are transactions wherein the transaction ID (TxID) of a transaction can not be changed without invalidating the transaction. Bitcoin has been plagued with problems related to its transaction malleability. For example, the MtGOX collapse was attributed in part (even if disingenuously) to malleability. More recently, numerous denial of service attacks have flooded the bitcoin network with transactions that differ only in their txid, causing extraordinary stress on the network. In Breakout Chain, transactions are rendered immaleable by calculating the TxID from all of the transaction details excluding the signatures, then enforcing that the spender must also sign the TxID. If any entity tries to modify the TxID, it will invalidate the signature and propagation of the modified transaction through the network will stop abruptly.
One of the innovations of Breakout Chain is what could be termed a “first class colored coin”. Colored coins are single coins that can be distinguished from any other coin.

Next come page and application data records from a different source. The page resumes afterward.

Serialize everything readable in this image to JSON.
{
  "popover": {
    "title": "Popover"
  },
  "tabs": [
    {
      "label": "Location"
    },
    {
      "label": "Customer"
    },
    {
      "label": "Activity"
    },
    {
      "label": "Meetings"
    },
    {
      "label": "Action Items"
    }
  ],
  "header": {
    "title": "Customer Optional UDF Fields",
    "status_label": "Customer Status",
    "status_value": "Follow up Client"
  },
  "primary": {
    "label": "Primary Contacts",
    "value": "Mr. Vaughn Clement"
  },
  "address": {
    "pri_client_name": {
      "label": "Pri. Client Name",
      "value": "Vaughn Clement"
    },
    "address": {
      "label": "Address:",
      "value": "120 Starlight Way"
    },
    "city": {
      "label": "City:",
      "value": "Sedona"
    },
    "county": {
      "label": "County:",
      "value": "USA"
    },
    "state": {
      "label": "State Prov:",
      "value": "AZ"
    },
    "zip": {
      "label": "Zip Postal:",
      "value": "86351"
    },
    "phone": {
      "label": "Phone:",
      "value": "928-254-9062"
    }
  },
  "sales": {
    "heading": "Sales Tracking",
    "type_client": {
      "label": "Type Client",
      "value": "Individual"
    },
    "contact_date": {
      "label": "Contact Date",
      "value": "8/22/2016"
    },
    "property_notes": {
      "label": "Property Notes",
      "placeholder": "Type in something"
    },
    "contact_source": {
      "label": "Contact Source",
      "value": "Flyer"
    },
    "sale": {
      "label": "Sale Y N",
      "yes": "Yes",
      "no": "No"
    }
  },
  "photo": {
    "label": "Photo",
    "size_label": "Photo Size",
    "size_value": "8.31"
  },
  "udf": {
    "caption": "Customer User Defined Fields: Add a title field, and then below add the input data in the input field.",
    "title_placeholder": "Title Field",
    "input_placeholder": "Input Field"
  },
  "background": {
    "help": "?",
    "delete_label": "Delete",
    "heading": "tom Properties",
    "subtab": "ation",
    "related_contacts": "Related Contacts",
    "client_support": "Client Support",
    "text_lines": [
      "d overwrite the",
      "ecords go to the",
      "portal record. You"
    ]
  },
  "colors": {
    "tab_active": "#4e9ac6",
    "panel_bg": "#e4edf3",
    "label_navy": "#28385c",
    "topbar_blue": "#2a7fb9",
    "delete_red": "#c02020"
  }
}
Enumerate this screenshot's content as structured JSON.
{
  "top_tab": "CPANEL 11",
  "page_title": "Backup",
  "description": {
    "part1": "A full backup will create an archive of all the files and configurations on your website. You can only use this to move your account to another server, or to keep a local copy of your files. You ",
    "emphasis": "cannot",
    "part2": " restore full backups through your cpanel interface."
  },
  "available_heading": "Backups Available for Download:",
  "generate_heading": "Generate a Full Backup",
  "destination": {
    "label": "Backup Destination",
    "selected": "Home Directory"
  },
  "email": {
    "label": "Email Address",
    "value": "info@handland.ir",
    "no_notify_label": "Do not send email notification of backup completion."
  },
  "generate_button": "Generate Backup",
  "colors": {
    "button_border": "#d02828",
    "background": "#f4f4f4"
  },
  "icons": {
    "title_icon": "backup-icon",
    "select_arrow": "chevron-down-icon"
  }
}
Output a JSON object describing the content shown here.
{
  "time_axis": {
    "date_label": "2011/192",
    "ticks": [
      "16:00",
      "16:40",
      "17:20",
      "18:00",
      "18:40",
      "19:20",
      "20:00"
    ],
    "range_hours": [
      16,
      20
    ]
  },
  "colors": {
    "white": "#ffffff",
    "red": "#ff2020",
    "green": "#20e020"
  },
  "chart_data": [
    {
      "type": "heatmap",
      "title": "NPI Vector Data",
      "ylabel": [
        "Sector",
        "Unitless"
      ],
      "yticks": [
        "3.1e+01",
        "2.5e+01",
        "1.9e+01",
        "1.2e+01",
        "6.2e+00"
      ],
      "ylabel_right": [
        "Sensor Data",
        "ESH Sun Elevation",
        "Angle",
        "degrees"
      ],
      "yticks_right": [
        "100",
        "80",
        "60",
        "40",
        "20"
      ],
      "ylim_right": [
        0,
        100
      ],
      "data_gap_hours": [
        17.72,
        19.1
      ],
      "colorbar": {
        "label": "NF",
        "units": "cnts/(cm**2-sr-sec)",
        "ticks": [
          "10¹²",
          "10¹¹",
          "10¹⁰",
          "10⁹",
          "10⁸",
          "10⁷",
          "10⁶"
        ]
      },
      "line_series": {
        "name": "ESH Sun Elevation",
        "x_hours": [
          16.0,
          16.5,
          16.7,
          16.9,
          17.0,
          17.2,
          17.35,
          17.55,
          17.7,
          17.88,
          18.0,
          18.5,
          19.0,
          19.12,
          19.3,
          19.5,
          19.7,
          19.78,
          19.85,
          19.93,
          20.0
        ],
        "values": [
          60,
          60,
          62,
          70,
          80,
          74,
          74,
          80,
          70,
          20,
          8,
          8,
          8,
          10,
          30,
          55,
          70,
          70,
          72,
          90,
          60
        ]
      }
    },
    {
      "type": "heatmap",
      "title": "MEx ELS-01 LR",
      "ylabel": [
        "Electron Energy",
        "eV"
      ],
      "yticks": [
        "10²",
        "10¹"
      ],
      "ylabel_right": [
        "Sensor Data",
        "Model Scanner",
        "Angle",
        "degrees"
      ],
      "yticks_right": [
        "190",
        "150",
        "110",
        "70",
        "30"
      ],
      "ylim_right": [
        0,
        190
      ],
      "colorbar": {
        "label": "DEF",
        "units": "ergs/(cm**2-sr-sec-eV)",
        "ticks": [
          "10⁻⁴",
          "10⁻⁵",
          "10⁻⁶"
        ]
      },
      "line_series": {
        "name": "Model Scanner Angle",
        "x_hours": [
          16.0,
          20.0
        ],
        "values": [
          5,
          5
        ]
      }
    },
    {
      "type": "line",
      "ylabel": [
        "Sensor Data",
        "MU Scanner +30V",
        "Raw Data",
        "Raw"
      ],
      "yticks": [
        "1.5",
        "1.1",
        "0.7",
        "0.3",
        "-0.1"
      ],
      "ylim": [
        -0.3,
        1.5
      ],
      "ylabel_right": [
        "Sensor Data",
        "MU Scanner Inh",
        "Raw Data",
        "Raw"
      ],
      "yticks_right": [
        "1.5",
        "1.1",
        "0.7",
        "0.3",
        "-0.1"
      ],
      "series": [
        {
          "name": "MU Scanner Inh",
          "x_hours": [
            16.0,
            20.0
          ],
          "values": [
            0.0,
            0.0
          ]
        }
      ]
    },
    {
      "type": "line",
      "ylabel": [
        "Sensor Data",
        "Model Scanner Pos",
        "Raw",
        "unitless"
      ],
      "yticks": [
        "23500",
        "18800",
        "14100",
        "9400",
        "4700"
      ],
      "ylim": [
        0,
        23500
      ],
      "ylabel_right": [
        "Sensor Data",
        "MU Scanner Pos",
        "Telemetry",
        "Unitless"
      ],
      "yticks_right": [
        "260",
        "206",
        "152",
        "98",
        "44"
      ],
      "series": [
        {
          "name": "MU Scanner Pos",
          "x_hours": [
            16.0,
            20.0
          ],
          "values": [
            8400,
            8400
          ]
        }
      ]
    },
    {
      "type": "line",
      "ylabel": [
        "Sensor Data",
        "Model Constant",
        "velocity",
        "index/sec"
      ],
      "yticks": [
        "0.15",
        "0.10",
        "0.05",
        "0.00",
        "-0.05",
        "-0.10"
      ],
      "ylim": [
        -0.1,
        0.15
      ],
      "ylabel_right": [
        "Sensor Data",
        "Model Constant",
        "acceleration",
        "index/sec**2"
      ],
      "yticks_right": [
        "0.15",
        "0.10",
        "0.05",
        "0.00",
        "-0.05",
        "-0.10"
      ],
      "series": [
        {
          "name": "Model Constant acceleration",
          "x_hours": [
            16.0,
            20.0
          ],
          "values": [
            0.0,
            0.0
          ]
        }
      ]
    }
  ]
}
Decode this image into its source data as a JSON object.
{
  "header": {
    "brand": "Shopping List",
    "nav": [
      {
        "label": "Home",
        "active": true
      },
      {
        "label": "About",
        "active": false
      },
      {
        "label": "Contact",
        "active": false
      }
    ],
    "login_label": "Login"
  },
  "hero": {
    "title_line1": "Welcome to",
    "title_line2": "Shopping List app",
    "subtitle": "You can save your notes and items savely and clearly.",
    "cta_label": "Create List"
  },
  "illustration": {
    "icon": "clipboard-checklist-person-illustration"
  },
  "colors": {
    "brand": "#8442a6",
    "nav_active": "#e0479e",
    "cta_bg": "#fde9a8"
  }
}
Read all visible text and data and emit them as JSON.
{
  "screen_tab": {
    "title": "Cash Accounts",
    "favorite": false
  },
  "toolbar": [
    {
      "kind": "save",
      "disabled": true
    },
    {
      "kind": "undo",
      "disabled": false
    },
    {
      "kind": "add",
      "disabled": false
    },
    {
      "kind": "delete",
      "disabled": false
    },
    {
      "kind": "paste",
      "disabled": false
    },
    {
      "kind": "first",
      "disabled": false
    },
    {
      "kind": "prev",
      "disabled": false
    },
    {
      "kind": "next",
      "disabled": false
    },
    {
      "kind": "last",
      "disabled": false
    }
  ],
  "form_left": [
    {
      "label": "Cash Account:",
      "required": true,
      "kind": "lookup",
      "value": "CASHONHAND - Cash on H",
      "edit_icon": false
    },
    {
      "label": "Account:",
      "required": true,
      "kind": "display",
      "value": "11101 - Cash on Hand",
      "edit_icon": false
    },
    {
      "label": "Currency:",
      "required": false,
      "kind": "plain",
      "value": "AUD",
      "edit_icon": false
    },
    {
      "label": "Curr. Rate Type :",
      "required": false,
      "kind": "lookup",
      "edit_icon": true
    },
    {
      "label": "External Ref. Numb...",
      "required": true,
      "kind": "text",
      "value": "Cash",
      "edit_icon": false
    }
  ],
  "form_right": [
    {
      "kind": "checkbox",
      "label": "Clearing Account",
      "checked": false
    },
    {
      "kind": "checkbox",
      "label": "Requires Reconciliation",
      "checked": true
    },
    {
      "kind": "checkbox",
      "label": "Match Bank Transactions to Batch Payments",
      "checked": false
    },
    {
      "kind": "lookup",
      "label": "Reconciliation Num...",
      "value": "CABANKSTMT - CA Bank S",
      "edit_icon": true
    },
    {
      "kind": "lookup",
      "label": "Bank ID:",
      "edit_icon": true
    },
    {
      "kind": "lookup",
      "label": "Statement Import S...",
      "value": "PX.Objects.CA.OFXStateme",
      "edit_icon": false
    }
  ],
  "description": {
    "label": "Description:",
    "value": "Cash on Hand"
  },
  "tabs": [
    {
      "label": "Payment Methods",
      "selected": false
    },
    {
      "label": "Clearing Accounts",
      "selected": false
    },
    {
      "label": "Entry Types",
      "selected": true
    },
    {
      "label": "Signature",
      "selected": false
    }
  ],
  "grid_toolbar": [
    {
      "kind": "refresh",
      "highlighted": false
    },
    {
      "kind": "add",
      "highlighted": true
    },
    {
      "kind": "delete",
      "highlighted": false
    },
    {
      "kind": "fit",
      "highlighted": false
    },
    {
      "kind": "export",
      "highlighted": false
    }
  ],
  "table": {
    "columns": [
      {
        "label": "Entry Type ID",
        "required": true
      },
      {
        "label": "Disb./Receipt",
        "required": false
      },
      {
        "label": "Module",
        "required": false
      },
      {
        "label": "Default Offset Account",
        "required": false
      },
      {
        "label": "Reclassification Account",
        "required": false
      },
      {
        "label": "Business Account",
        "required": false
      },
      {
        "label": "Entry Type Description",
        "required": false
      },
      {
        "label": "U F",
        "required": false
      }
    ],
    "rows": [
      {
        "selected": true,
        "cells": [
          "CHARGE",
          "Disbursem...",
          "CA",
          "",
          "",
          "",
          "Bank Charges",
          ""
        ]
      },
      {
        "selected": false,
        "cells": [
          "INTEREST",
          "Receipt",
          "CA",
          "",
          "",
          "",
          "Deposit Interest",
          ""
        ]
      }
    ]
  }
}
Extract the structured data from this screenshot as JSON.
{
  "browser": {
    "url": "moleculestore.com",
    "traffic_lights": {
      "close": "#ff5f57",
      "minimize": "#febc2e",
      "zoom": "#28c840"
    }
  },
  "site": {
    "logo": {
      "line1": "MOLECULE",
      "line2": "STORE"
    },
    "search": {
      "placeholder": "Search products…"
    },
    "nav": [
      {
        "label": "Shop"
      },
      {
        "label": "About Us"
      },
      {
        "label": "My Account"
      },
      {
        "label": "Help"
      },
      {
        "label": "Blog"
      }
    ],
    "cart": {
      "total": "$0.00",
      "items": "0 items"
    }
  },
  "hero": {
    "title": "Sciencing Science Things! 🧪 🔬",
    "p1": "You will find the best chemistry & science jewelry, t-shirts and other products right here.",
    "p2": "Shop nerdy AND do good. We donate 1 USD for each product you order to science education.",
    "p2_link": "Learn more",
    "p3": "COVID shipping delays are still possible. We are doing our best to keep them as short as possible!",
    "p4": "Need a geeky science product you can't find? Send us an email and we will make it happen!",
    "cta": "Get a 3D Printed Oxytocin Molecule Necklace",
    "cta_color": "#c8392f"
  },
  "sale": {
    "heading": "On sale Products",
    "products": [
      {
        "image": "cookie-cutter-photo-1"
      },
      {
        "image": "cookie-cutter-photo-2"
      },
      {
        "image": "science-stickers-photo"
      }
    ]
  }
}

They might be compared, for example, to notes of sovereign currencies (a.k.a fiat notes) that have serial numbers printed on them. Colored coins are an essential feature for a complete cryptocurrency because a colored coin can be associated with a unique, real world object, such as a land title or automobile. As a proof of concept for Breakout Chain colored coins, a deck of 53 unique playing cards was created. These cards were given to testnet participants based on a provably fair lottery. Each card can be sent to anyone using a standard Breakout Chain payment, held in multi-signature escrow, or even sent using stealth addresses.
Every currency on the Breakout Chain block chain will be easy for exchanges to add. For each currency that an exchange supports, it will need one instance of the wallet that is subscribed to unique ports. Exchange setup will consist of a single extra line in the configuration file: “defaultcurrency=TICKER” where “TICKER” is the ticker symbol for the currency they wish to control with the client. Great pains have been taken to ensure “sideways compatibility”, so that exchanges and other thirdparty service providers do not need to retool their workflows. This means that Breakout Chain will be plugandplay for all practical purposes, with the exception of the “defaultcurrency” setting in the conf file.
This signature and the accompanying proof-of-stake certify that the entire block of transactions is valid, as described above. The signatory who certified the block is entitled to an award that is entered as its own transaction in the block.
In the third step, this block, the signature, and the proof-of-stake are broadcast to the entire network and every participant again inspects the block carefully, ensuring that they agree that the transactions, signature, and proof, are all valid. All participants who agree to the validity of the signed block add it to their permanent records. At the end of the process, all participants should have the exact same permanent records, meaning they have all reached “consensus” about the state of the block chain, which essentially describes precisely where all the money is.